_Information supplied_.

BEGIN

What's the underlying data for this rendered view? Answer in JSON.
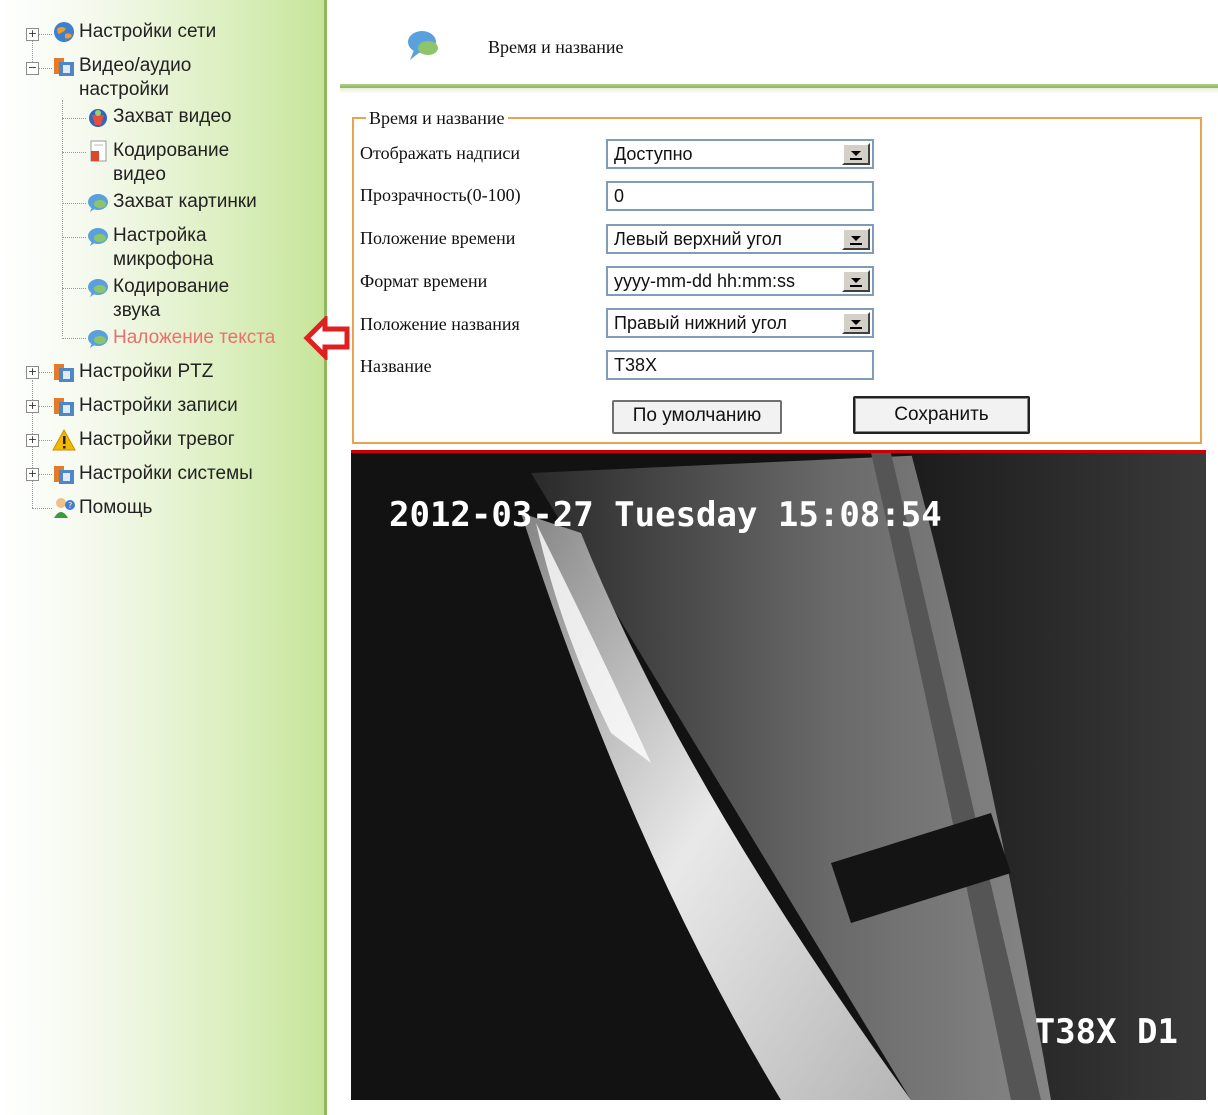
{
  "sidebar": {
    "items": [
      {
        "label": "Настройки сети",
        "icon": "globe-icon"
      },
      {
        "label": "Видео/аудио\nнастройки",
        "icon": "camera-folder-icon"
      },
      {
        "label": "Захват видео",
        "icon": "capture-icon"
      },
      {
        "label": "Кодирование\nвидео",
        "icon": "encoding-icon"
      },
      {
        "label": "Захват картинки",
        "icon": "bubble-icon"
      },
      {
        "label": "Настройка\nмикрофона",
        "icon": "bubble-icon"
      },
      {
        "label": "Кодирование\nзвука",
        "icon": "bubble-icon"
      },
      {
        "label": "Наложение текста",
        "icon": "bubble-icon",
        "active": true,
        "active_color": "#e9706b"
      },
      {
        "label": "Настройки PTZ",
        "icon": "camera-folder-icon"
      },
      {
        "label": "Настройки записи",
        "icon": "camera-folder-icon"
      },
      {
        "label": "Настройки тревог",
        "icon": "warning-icon"
      },
      {
        "label": "Настройки системы",
        "icon": "camera-folder-icon"
      },
      {
        "label": "Помощь",
        "icon": "help-person-icon"
      }
    ]
  },
  "header": {
    "title": "Время и название"
  },
  "form": {
    "legend": "Время и название",
    "rows": [
      {
        "label": "Отображать надписи",
        "value": "Доступно",
        "type": "select"
      },
      {
        "label": "Прозрачность(0-100)",
        "value": "0",
        "type": "input"
      },
      {
        "label": "Положение времени",
        "value": "Левый верхний угол",
        "type": "select"
      },
      {
        "label": "Формат времени",
        "value": "yyyy-mm-dd hh:mm:ss",
        "type": "select"
      },
      {
        "label": "Положение названия",
        "value": "Правый нижний угол",
        "type": "select"
      },
      {
        "label": "Название",
        "value": "T38X",
        "type": "input"
      }
    ],
    "default_button": "По умолчанию",
    "save_button": "Сохранить"
  },
  "video": {
    "osd_time": "2012-03-27 Tuesday 15:08:54",
    "osd_name": "T38X D1"
  },
  "colors": {
    "accent_border": "#e7a350",
    "video_top": "#cc0000",
    "sidebar_green": "#c6e59a"
  }
}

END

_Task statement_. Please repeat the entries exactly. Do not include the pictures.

_Answer area_.
What's the underlying data for this rendered view? Answer in JSON.
{
  "sidebar": {
    "items": [
      {
        "label": "Настройки сети",
        "icon": "globe-icon"
      },
      {
        "label": "Видео/аудио\nнастройки",
        "icon": "camera-folder-icon"
      },
      {
        "label": "Захват видео",
        "icon": "capture-icon"
      },
      {
        "label": "Кодирование\nвидео",
        "icon": "encoding-icon"
      },
      {
        "label": "Захват картинки",
        "icon": "bubble-icon"
      },
      {
        "label": "Настройка\nмикрофона",
        "icon": "bubble-icon"
      },
      {
        "label": "Кодирование\nзвука",
        "icon": "bubble-icon"
      },
      {
        "label": "Наложение текста",
        "icon": "bubble-icon",
        "active": true,
        "active_color": "#e9706b"
      },
      {
        "label": "Настройки PTZ",
        "icon": "camera-folder-icon"
      },
      {
        "label": "Настройки записи",
        "icon": "camera-folder-icon"
      },
      {
        "label": "Настройки тревог",
        "icon": "warning-icon"
      },
      {
        "label": "Настройки системы",
        "icon": "camera-folder-icon"
      },
      {
        "label": "Помощь",
        "icon": "help-person-icon"
      }
    ]
  },
  "header": {
    "title": "Время и название"
  },
  "form": {
    "legend": "Время и название",
    "rows": [
      {
        "label": "Отображать надписи",
        "value": "Доступно",
        "type": "select"
      },
      {
        "label": "Прозрачность(0-100)",
        "value": "0",
        "type": "input"
      },
      {
        "label": "Положение времени",
        "value": "Левый верхний угол",
        "type": "select"
      },
      {
        "label": "Формат времени",
        "value": "yyyy-mm-dd hh:mm:ss",
        "type": "select"
      },
      {
        "label": "Положение названия",
        "value": "Правый нижний угол",
        "type": "select"
      },
      {
        "label": "Название",
        "value": "T38X",
        "type": "input"
      }
    ],
    "default_button": "По умолчанию",
    "save_button": "Сохранить"
  },
  "video": {
    "osd_time": "2012-03-27 Tuesday 15:08:54",
    "osd_name": "T38X D1"
  },
  "colors": {
    "accent_border": "#e7a350",
    "video_top": "#cc0000",
    "sidebar_green": "#c6e59a"
  }
}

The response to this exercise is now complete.